Quality assurance and data checks: Data will be obtained from controlled databases at the participating centers. Databases will be monitored and controlled by queries every six months. Descriptive statistics will be be applied in order to detect transcription errors.
Source data verification: not planned.
All grade 3 or 4 adverse events, as well as all unexpected events, will be reported to the Andalusian Center for Pharmacovigilance (Centro Andaluz de Farmacovigilancia, www.cafv.es).
A sample size of 500 is planned for this study.
The outcome variables of this study will be the development of grade 3 or 4 transaminase elevations (TE) and grade 4 total bilirubin elevations (TBE) during follow-up. Comparative analyses of TE and TBE will be carried out between the different drug groups. Additionally, the relationship between the outcome variable and the following potential predictors will be assessed: age, sex, previous intravenous drug use, alcohol consumption, baseline ALT levels, baseline CD4 cell count, CDC category C, undetectable plasma HIV-RNA, HCV genotype, previous ART, type of drug, as well as significant fibrosis and cirrhosis at initiation of the new ART regimen. Continuous variables will be expressed as median [interquartile range (IQR)] and categorical variables as number [percentage; 95% confidence interval (CI)]. The density of incidence of grade 3-4 TE will be calculated as number of cases per 100 person-years of the follow-up. Continuous variables will be compared using the Student's t-test for normal distribution and the Mann-Whitney U-test otherwise, whereas the categorical variables will be analyzed applying the χ2-test or the Fisher's test, when applicable. The Wilcoxon Signed Rank test and the McNemar test will be applied to compare repeated measurements in continuous and categorical variables, respectively. Those factors that show an association in the univariate analysis with a p<0.2, as well as those with a biologically possible influence, will be entered into a logistic regression model in order to identify independent risk factors for grade 3-4 TE and grade 4 TBE. The adjusted odds ratio (AOR) and the respective 95% CI will be calculated. All p values <0.05 will be considered statistically significant. Data will be analysed using the SPSS statistical software package release 19.0 (SPSS Inc., Chicago, IL, USA) and STATA 9.0 (StataCorp LP, College Station, TX, USA).

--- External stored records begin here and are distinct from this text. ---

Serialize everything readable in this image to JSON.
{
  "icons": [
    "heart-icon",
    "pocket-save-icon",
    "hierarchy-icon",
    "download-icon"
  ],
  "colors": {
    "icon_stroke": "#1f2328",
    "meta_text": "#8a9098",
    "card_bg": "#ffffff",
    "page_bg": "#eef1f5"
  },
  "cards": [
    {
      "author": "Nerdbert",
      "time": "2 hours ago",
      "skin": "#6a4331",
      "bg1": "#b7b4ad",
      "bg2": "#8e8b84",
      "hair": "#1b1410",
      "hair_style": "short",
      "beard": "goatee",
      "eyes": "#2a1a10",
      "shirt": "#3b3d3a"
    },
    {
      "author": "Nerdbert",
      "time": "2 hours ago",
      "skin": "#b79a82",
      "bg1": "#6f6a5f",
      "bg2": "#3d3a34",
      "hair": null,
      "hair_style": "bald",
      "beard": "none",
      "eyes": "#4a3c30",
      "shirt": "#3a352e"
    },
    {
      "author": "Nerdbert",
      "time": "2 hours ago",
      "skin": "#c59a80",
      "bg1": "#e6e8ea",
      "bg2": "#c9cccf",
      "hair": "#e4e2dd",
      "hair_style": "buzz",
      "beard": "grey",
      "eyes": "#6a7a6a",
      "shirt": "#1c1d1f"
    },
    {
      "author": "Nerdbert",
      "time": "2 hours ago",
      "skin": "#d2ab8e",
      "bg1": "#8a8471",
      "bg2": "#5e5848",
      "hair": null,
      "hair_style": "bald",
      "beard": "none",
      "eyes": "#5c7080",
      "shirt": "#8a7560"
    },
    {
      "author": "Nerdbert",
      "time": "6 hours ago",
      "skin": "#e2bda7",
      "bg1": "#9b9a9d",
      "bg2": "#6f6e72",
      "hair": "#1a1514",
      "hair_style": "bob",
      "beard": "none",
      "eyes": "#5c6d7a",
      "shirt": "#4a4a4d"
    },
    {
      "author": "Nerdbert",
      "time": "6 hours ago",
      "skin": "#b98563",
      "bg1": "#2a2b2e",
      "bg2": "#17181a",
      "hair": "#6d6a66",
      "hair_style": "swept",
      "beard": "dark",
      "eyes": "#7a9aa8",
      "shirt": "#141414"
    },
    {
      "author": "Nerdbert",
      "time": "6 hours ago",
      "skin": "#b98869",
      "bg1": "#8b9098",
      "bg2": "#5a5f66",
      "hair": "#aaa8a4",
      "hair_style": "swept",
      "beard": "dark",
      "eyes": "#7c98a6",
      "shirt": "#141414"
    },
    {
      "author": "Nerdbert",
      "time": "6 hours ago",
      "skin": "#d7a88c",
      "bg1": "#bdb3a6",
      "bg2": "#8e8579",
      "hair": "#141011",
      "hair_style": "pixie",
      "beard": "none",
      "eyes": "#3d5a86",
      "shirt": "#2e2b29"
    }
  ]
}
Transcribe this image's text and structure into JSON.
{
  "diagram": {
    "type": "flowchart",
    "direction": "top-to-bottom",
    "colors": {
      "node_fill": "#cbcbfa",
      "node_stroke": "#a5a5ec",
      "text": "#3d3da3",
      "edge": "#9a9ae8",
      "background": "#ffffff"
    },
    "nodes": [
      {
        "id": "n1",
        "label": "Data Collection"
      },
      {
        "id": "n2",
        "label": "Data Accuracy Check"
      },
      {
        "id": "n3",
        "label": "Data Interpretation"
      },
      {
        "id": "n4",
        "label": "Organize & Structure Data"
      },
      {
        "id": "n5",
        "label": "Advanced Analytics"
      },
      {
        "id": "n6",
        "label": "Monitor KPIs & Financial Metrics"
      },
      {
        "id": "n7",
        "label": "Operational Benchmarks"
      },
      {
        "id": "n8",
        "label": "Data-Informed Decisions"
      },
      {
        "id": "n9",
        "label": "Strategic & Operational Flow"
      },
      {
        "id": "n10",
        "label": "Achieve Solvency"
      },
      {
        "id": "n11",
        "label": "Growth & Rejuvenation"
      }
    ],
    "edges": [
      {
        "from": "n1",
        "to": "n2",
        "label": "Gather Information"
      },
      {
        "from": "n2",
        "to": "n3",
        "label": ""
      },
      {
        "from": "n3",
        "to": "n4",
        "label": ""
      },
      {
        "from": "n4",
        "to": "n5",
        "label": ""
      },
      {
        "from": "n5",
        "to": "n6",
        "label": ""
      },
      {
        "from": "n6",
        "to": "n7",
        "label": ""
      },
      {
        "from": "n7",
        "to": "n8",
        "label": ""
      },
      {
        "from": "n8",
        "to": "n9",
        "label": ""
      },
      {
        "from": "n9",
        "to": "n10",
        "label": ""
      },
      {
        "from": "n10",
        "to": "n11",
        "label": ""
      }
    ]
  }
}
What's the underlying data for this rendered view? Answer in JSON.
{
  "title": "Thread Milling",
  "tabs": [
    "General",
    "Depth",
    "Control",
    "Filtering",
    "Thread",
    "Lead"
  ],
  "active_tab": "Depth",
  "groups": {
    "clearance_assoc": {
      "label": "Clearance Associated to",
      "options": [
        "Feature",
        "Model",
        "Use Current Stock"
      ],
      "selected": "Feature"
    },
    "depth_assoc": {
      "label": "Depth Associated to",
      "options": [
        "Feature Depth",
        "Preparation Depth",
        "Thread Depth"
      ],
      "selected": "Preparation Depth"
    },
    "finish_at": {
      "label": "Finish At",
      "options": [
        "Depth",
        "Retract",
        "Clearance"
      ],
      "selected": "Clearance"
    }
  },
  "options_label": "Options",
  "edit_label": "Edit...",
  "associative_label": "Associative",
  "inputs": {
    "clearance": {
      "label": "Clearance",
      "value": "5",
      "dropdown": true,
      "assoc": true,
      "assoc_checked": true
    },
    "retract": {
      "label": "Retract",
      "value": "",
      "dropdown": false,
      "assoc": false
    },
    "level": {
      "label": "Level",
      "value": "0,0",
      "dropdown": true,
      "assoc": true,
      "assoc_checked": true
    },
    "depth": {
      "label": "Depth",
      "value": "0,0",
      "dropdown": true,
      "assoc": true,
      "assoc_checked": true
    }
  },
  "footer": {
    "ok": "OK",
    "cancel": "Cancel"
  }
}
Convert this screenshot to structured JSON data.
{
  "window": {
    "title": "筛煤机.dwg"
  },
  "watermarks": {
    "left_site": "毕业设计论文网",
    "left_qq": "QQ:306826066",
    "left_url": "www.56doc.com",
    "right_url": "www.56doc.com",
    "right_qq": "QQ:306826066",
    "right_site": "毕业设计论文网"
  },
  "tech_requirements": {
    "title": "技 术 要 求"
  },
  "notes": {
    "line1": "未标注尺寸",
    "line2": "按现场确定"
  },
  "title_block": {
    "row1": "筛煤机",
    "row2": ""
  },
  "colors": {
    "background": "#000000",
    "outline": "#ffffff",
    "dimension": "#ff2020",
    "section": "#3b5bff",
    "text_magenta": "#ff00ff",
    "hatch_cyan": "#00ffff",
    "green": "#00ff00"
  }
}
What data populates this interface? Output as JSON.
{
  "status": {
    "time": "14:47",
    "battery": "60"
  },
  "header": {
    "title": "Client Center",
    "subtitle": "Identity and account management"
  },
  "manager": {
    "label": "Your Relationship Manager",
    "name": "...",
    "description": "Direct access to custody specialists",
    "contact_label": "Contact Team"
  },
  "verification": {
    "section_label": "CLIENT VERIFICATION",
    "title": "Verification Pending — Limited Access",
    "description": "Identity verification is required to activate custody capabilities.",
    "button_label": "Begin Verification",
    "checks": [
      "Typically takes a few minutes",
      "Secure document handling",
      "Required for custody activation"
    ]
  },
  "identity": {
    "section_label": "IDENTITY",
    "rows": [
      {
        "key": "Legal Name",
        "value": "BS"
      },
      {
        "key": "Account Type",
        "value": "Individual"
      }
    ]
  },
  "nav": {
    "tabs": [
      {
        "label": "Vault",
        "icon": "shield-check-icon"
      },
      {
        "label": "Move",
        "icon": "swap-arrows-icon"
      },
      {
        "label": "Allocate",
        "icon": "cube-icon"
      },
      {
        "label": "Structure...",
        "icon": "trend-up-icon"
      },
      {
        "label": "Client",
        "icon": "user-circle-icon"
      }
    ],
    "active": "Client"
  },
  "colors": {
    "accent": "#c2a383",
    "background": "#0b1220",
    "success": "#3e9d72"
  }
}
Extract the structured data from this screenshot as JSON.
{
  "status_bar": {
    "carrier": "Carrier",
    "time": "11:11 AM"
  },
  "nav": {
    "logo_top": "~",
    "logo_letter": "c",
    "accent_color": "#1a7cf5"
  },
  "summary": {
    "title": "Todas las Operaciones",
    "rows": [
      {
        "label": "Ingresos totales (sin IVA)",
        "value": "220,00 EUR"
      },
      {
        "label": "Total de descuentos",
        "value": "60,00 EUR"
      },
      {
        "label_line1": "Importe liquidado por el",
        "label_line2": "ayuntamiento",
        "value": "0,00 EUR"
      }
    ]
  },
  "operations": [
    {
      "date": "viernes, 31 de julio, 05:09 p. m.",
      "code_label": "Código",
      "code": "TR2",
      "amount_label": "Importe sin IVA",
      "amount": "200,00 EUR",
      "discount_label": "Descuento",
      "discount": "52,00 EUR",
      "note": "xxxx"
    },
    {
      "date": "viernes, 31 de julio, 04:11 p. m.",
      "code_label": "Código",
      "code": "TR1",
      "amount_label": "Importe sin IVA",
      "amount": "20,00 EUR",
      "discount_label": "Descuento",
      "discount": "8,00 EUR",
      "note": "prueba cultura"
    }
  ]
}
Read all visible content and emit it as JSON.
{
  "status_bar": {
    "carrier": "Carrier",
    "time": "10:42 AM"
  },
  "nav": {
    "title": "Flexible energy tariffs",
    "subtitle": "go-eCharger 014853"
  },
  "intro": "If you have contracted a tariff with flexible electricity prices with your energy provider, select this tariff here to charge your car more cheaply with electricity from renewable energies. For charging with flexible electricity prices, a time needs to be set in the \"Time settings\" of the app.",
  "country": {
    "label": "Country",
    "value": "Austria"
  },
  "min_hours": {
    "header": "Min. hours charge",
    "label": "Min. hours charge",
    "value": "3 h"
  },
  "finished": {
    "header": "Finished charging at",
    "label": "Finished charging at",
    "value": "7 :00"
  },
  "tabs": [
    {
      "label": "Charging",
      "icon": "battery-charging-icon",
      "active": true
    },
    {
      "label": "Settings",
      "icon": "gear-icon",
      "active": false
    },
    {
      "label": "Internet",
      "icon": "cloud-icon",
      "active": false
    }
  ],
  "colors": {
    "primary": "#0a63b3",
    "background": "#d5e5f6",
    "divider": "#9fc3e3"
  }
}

Please refer to this study by its ClinicalTrials.gov identifier: NCT01908660
|Hospital Universitario de Valme|
|Seville, Spain, 41014|
|Principal Investigator:||Karin I Neukam, PhD||Hospital Universitario de Valme|